(Collection entries)
********
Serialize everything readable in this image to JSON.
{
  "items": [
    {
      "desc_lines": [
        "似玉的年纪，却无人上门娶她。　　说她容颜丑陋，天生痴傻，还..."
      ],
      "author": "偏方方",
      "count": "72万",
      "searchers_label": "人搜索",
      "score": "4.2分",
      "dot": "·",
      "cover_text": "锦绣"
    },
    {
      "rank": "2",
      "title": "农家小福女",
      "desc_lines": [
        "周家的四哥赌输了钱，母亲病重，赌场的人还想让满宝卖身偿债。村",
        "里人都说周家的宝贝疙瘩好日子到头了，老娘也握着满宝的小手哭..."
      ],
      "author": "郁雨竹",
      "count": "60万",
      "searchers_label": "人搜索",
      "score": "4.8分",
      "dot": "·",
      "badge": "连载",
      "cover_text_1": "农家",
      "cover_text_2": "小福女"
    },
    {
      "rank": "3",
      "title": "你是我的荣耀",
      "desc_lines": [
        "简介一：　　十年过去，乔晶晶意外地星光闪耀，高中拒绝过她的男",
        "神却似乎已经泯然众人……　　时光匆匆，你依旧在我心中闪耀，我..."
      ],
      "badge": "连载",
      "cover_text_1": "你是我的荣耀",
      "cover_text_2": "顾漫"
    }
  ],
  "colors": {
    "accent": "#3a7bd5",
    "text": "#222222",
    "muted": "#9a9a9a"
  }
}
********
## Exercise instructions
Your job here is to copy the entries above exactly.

## Answer space
Serialize everything readable in this image to JSON.
{
  "items": [
    {
      "desc_lines": [
        "似玉的年纪，却无人上门娶她。　　说她容颜丑陋，天生痴傻，还..."
      ],
      "author": "偏方方",
      "count": "72万",
      "searchers_label": "人搜索",
      "score": "4.2分",
      "dot": "·",
      "cover_text": "锦绣"
    },
    {
      "rank": "2",
      "title": "农家小福女",
      "desc_lines": [
        "周家的四哥赌输了钱，母亲病重，赌场的人还想让满宝卖身偿债。村",
        "里人都说周家的宝贝疙瘩好日子到头了，老娘也握着满宝的小手哭..."
      ],
      "author": "郁雨竹",
      "count": "60万",
      "searchers_label": "人搜索",
      "score": "4.8分",
      "dot": "·",
      "badge": "连载",
      "cover_text_1": "农家",
      "cover_text_2": "小福女"
    },
    {
      "rank": "3",
      "title": "你是我的荣耀",
      "desc_lines": [
        "简介一：　　十年过去，乔晶晶意外地星光闪耀，高中拒绝过她的男",
        "神却似乎已经泯然众人……　　时光匆匆，你依旧在我心中闪耀，我..."
      ],
      "badge": "连载",
      "cover_text_1": "你是我的荣耀",
      "cover_text_2": "顾漫"
    }
  ],
  "colors": {
    "accent": "#3a7bd5",
    "text": "#222222",
    "muted": "#9a9a9a"
  }
}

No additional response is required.